Data provided:

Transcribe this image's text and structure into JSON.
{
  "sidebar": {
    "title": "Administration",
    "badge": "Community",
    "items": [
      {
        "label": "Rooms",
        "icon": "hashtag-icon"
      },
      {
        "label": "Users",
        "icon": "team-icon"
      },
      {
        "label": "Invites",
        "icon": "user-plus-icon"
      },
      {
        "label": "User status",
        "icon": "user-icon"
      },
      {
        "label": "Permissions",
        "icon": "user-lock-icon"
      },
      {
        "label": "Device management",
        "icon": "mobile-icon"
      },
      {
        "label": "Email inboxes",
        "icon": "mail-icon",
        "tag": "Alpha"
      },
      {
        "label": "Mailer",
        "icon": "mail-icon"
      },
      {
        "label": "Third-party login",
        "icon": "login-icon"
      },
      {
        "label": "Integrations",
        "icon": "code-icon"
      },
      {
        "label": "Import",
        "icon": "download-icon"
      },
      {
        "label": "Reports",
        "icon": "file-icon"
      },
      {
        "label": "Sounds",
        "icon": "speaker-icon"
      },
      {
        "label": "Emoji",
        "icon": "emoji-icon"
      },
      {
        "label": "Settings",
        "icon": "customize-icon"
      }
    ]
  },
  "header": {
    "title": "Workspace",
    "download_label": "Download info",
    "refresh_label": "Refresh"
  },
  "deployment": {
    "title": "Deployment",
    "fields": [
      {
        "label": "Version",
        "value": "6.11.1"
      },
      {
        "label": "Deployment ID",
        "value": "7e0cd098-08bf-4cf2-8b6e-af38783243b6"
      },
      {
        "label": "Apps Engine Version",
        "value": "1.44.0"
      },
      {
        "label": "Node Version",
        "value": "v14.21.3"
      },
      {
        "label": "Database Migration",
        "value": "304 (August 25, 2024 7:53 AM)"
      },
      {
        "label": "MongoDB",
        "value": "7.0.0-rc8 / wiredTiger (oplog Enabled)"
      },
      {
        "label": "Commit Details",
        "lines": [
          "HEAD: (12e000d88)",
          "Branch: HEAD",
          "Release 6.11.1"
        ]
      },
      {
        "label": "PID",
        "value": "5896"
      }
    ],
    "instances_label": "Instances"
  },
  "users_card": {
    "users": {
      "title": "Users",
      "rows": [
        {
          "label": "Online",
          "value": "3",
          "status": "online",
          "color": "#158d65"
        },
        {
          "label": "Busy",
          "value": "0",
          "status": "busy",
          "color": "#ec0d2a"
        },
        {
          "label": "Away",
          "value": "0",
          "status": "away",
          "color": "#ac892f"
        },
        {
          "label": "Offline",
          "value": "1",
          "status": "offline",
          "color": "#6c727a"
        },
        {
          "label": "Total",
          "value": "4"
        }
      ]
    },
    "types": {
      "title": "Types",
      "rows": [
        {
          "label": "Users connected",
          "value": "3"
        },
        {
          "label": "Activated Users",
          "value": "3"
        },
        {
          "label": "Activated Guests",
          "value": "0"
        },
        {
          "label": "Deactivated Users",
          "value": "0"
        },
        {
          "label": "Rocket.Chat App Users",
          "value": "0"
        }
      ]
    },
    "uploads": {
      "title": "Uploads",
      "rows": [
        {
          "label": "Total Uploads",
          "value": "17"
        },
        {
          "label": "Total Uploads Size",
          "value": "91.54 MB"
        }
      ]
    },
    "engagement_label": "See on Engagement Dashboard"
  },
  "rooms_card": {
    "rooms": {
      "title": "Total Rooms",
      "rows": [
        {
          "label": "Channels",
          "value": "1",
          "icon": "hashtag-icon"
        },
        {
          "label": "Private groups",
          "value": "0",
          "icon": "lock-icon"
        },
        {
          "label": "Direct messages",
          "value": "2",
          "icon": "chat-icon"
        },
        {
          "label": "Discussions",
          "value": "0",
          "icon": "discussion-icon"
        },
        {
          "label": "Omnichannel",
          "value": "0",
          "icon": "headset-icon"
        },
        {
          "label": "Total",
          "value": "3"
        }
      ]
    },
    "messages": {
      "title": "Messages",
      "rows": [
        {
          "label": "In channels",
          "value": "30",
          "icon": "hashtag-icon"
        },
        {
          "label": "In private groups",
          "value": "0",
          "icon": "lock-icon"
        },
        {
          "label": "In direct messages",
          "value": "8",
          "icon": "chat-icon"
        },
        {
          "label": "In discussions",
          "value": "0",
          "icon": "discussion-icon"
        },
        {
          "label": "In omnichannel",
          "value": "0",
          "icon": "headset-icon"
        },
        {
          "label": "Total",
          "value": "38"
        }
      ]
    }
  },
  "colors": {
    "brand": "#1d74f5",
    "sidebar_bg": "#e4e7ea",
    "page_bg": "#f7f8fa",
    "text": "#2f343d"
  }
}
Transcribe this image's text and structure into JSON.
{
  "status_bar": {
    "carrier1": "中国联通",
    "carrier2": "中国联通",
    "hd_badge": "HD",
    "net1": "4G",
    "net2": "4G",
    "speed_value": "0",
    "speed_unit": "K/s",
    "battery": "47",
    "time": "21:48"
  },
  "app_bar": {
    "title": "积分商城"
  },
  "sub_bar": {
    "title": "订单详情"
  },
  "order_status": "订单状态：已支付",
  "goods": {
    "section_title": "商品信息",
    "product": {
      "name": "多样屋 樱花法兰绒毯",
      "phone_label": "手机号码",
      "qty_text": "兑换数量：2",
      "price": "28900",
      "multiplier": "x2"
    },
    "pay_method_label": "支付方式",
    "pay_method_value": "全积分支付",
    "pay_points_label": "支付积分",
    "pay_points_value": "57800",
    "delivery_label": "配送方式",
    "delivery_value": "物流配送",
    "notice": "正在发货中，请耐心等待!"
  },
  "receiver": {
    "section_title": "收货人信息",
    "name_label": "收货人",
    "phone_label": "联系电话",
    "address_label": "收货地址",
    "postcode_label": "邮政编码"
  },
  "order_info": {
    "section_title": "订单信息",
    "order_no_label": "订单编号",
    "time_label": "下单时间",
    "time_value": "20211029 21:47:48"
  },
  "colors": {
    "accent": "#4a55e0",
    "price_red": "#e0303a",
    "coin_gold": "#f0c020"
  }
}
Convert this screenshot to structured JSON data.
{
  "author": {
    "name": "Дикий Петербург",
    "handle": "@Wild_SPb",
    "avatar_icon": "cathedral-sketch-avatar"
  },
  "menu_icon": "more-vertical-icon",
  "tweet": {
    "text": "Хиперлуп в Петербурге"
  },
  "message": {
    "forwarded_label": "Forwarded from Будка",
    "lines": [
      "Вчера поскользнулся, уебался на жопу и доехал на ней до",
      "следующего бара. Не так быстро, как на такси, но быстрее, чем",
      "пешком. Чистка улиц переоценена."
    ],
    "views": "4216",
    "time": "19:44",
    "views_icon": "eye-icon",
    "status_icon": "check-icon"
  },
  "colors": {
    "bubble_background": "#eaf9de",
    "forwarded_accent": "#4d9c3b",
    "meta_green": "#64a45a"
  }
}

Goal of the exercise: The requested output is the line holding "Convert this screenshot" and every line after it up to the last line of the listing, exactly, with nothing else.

Answer area:
Convert this screenshot to structured JSON data.
{
  "author": {
    "name": "Дикий Петербург",
    "handle": "@Wild_SPb",
    "avatar_icon": "cathedral-sketch-avatar"
  },
  "menu_icon": "more-vertical-icon",
  "tweet": {
    "text": "Хиперлуп в Петербурге"
  },
  "message": {
    "forwarded_label": "Forwarded from Будка",
    "lines": [
      "Вчера поскользнулся, уебался на жопу и доехал на ней до",
      "следующего бара. Не так быстро, как на такси, но быстрее, чем",
      "пешком. Чистка улиц переоценена."
    ],
    "views": "4216",
    "time": "19:44",
    "views_icon": "eye-icon",
    "status_icon": "check-icon"
  },
  "colors": {
    "bubble_background": "#eaf9de",
    "forwarded_accent": "#4d9c3b",
    "meta_green": "#64a45a"
  }
}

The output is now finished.